■ Aim of the exercise:
Each record is to be printed again exactly, though not its pictures.

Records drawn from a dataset
#####
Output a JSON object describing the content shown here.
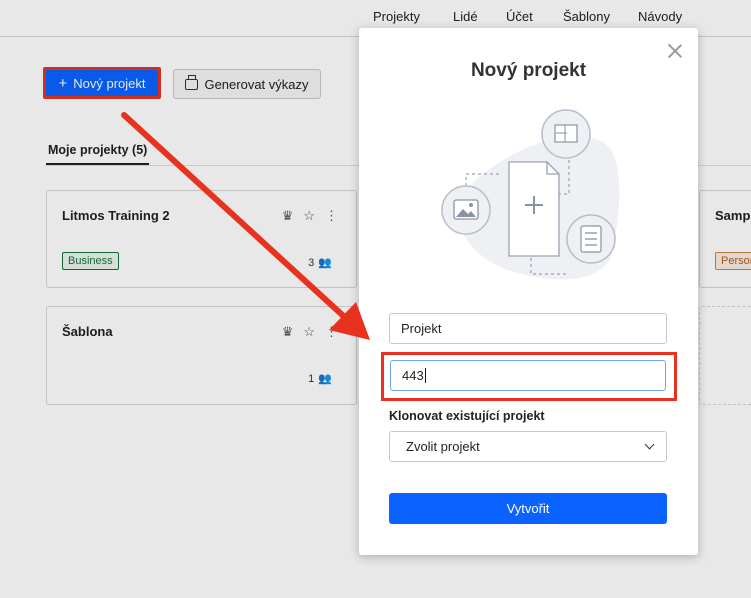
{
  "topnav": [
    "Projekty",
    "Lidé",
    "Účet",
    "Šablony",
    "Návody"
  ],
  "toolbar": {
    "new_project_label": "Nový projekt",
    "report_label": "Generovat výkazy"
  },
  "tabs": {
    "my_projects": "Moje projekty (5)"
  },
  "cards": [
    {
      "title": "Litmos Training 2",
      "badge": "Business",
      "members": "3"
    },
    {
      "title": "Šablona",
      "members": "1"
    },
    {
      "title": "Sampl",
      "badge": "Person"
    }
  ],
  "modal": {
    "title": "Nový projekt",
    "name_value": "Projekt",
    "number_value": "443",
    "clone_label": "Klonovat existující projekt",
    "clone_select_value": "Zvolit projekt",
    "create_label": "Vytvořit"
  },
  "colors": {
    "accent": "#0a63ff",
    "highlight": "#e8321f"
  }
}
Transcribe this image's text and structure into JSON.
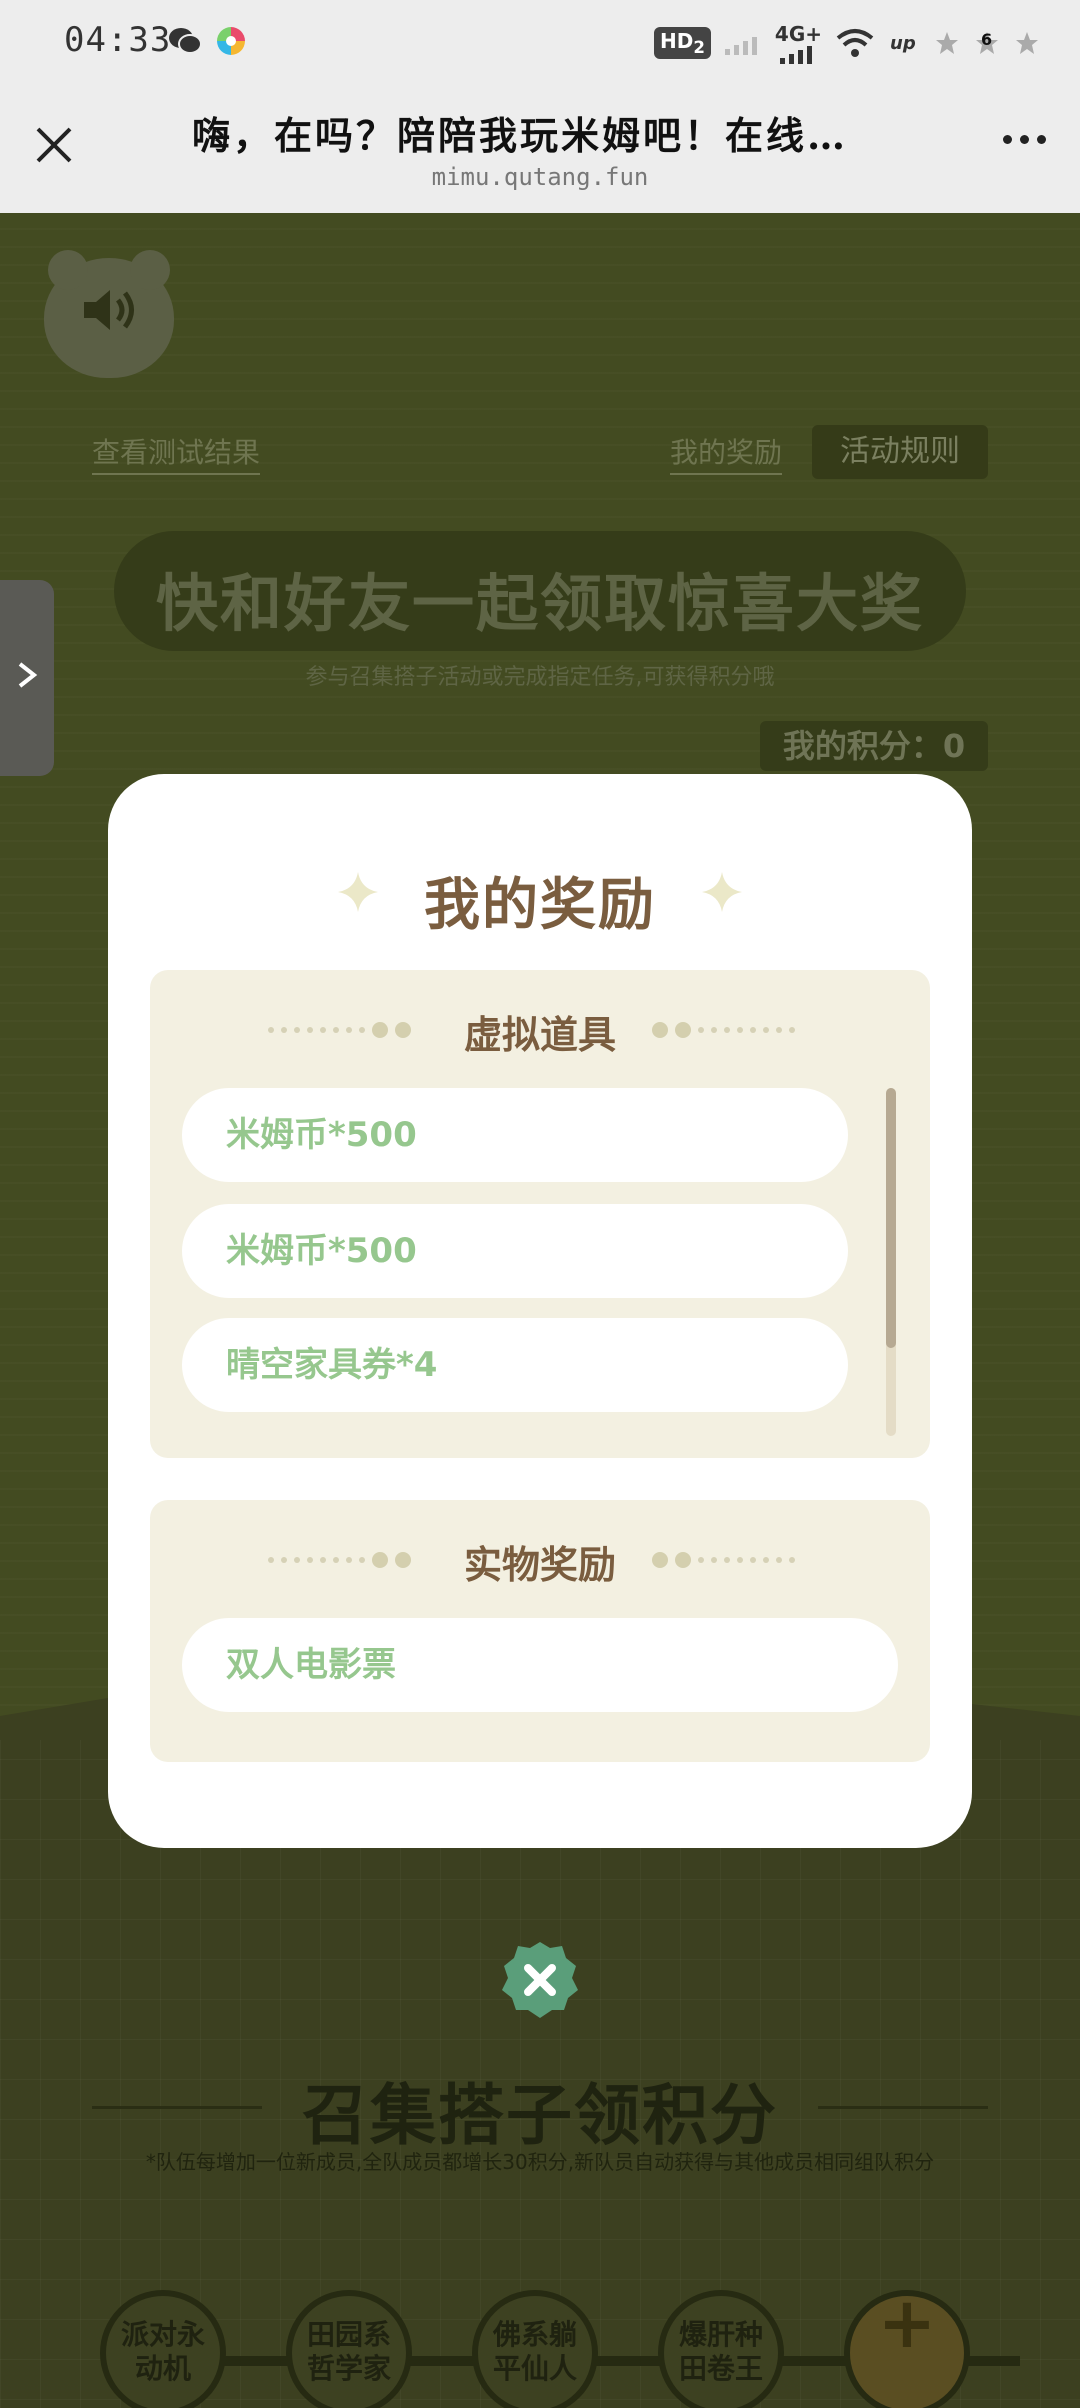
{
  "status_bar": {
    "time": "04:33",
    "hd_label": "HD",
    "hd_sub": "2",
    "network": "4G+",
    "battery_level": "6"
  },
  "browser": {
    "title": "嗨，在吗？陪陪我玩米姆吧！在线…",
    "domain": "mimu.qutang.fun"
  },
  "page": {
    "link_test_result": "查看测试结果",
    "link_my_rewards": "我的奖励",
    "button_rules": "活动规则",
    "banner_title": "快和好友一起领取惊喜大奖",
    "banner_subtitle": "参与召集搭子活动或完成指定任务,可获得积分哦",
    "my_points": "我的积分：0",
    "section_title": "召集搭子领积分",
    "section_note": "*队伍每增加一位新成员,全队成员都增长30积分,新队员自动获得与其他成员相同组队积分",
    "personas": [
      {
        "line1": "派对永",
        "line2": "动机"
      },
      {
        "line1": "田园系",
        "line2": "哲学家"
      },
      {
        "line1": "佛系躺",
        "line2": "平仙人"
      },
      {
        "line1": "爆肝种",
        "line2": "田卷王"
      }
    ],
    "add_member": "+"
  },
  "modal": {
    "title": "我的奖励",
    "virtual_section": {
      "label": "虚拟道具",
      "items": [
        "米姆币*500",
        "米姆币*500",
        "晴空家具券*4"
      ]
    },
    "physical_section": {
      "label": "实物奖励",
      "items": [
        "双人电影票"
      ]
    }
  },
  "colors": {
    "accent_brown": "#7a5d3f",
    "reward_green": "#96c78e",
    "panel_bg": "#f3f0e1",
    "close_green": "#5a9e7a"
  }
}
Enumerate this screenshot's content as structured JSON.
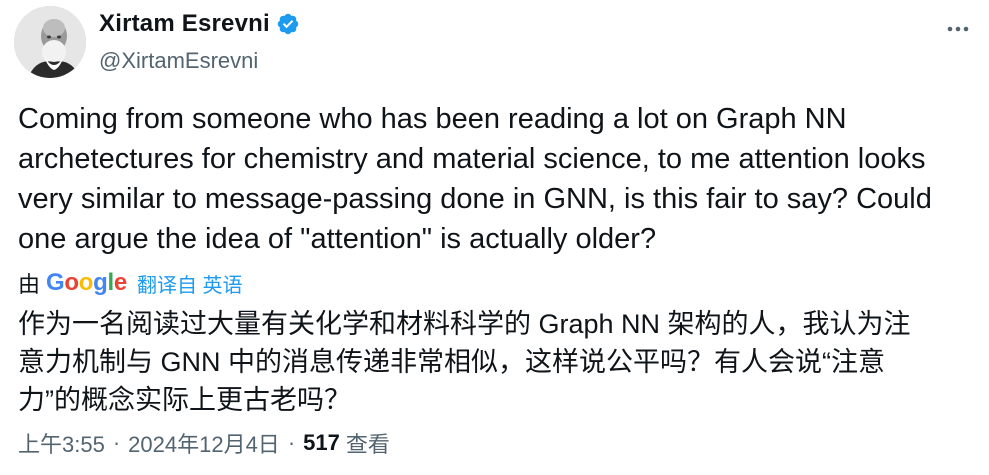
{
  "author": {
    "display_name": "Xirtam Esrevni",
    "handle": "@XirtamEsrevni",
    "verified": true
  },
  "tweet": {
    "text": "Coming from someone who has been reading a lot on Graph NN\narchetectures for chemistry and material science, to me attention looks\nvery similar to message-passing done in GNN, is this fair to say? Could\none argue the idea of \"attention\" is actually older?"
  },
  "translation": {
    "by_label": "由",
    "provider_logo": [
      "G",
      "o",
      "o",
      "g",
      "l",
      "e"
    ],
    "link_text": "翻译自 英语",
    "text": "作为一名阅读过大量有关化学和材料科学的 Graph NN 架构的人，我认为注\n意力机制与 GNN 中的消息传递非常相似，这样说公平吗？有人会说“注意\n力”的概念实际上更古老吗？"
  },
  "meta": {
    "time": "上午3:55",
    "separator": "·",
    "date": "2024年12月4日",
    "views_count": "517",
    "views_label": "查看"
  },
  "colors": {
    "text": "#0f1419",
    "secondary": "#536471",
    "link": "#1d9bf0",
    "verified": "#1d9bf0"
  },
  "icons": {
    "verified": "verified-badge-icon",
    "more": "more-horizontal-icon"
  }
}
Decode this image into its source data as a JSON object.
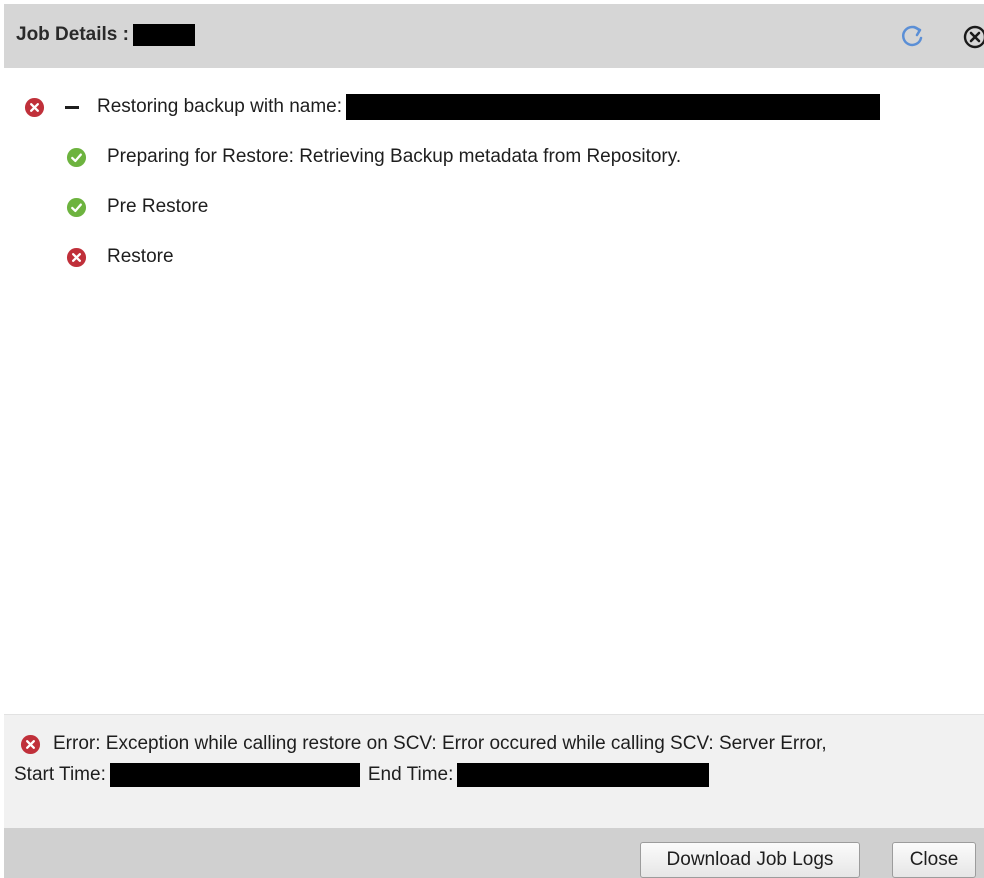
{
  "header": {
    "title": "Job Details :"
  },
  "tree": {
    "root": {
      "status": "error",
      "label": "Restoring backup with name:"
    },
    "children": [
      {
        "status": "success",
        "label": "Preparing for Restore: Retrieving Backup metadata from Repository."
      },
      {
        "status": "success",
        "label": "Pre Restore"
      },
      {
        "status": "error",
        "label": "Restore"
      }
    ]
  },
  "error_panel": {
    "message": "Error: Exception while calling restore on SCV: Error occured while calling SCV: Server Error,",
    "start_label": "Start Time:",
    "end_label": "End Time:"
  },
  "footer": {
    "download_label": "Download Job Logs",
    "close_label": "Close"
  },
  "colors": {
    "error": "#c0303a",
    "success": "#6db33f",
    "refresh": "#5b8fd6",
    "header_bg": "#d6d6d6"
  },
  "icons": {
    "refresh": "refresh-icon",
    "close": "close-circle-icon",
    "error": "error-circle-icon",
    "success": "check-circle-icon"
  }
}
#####
■ Response:
Output a JSON object describing the content shown here.
{
  "topnav": [
    "Projekty",
    "Lidé",
    "Účet",
    "Šablony",
    "Návody"
  ],
  "toolbar": {
    "new_project_label": "Nový projekt",
    "report_label": "Generovat výkazy"
  },
  "tabs": {
    "my_projects": "Moje projekty (5)"
  },
  "cards": [
    {
      "title": "Litmos Training 2",
      "badge": "Business",
      "members": "3"
    },
    {
      "title": "Šablona",
      "members": "1"
    },
    {
      "title": "Sampl",
      "badge": "Person"
    }
  ],
  "modal": {
    "title": "Nový projekt",
    "name_value": "Projekt",
    "number_value": "443",
    "clone_label": "Klonovat existující projekt",
    "clone_select_value": "Zvolit projekt",
    "create_label": "Vytvořit"
  },
  "colors": {
    "accent": "#0a63ff",
    "highlight": "#e8321f"
  }
}
Transcribe this image's text and structure into JSON.
{
  "status_bar": {
    "time": "04:33",
    "hd_label": "HD",
    "hd_sub": "2",
    "network": "4G+",
    "battery_level": "6"
  },
  "browser": {
    "title": "嗨，在吗？陪陪我玩米姆吧！在线…",
    "domain": "mimu.qutang.fun"
  },
  "page": {
    "link_test_result": "查看测试结果",
    "link_my_rewards": "我的奖励",
    "button_rules": "活动规则",
    "banner_title": "快和好友一起领取惊喜大奖",
    "banner_subtitle": "参与召集搭子活动或完成指定任务,可获得积分哦",
    "my_points": "我的积分：0",
    "section_title": "召集搭子领积分",
    "section_note": "*队伍每增加一位新成员,全队成员都增长30积分,新队员自动获得与其他成员相同组队积分",
    "personas": [
      {
        "line1": "派对永",
        "line2": "动机"
      },
      {
        "line1": "田园系",
        "line2": "哲学家"
      },
      {
        "line1": "佛系躺",
        "line2": "平仙人"
      },
      {
        "line1": "爆肝种",
        "line2": "田卷王"
      }
    ],
    "add_member": "+"
  },
  "modal": {
    "title": "我的奖励",
    "virtual_section": {
      "label": "虚拟道具",
      "items": [
        "米姆币*500",
        "米姆币*500",
        "晴空家具券*4"
      ]
    },
    "physical_section": {
      "label": "实物奖励",
      "items": [
        "双人电影票"
      ]
    }
  },
  "colors": {
    "accent_brown": "#7a5d3f",
    "reward_green": "#96c78e",
    "panel_bg": "#f3f0e1",
    "close_green": "#5a9e7a"
  }
}
Enumerate this screenshot's content as structured JSON.
{
  "author": {
    "display_name": "Xirtam Esrevni",
    "handle": "@XirtamEsrevni",
    "verified": true
  },
  "tweet": {
    "text": "Coming from someone who has been reading a lot on Graph NN\narchetectures for chemistry and material science, to me attention looks\nvery similar to message-passing done in GNN, is this fair to say? Could\none argue the idea of \"attention\" is actually older?"
  },
  "translation": {
    "by_label": "由",
    "provider_logo": [
      "G",
      "o",
      "o",
      "g",
      "l",
      "e"
    ],
    "link_text": "翻译自 英语",
    "text": "作为一名阅读过大量有关化学和材料科学的 Graph NN 架构的人，我认为注\n意力机制与 GNN 中的消息传递非常相似，这样说公平吗？有人会说“注意\n力”的概念实际上更古老吗？"
  },
  "meta": {
    "time": "上午3:55",
    "separator": "·",
    "date": "2024年12月4日",
    "views_count": "517",
    "views_label": "查看"
  },
  "colors": {
    "text": "#0f1419",
    "secondary": "#536471",
    "link": "#1d9bf0",
    "verified": "#1d9bf0"
  },
  "icons": {
    "verified": "verified-badge-icon",
    "more": "more-horizontal-icon"
  }
}
Decode this image into its source data as a JSON object.
{
  "header": {
    "title": "Job Details :"
  },
  "tree": {
    "root": {
      "status": "error",
      "label": "Restoring backup with name:"
    },
    "children": [
      {
        "status": "success",
        "label": "Preparing for Restore: Retrieving Backup metadata from Repository."
      },
      {
        "status": "success",
        "label": "Pre Restore"
      },
      {
        "status": "error",
        "label": "Restore"
      }
    ]
  },
  "error_panel": {
    "message": "Error: Exception while calling restore on SCV: Error occured while calling SCV: Server Error,",
    "start_label": "Start Time:",
    "end_label": "End Time:"
  },
  "footer": {
    "download_label": "Download Job Logs",
    "close_label": "Close"
  },
  "colors": {
    "error": "#c0303a",
    "success": "#6db33f",
    "refresh": "#5b8fd6",
    "header_bg": "#d6d6d6"
  },
  "icons": {
    "refresh": "refresh-icon",
    "close": "close-circle-icon",
    "error": "error-circle-icon",
    "success": "check-circle-icon"
  }
}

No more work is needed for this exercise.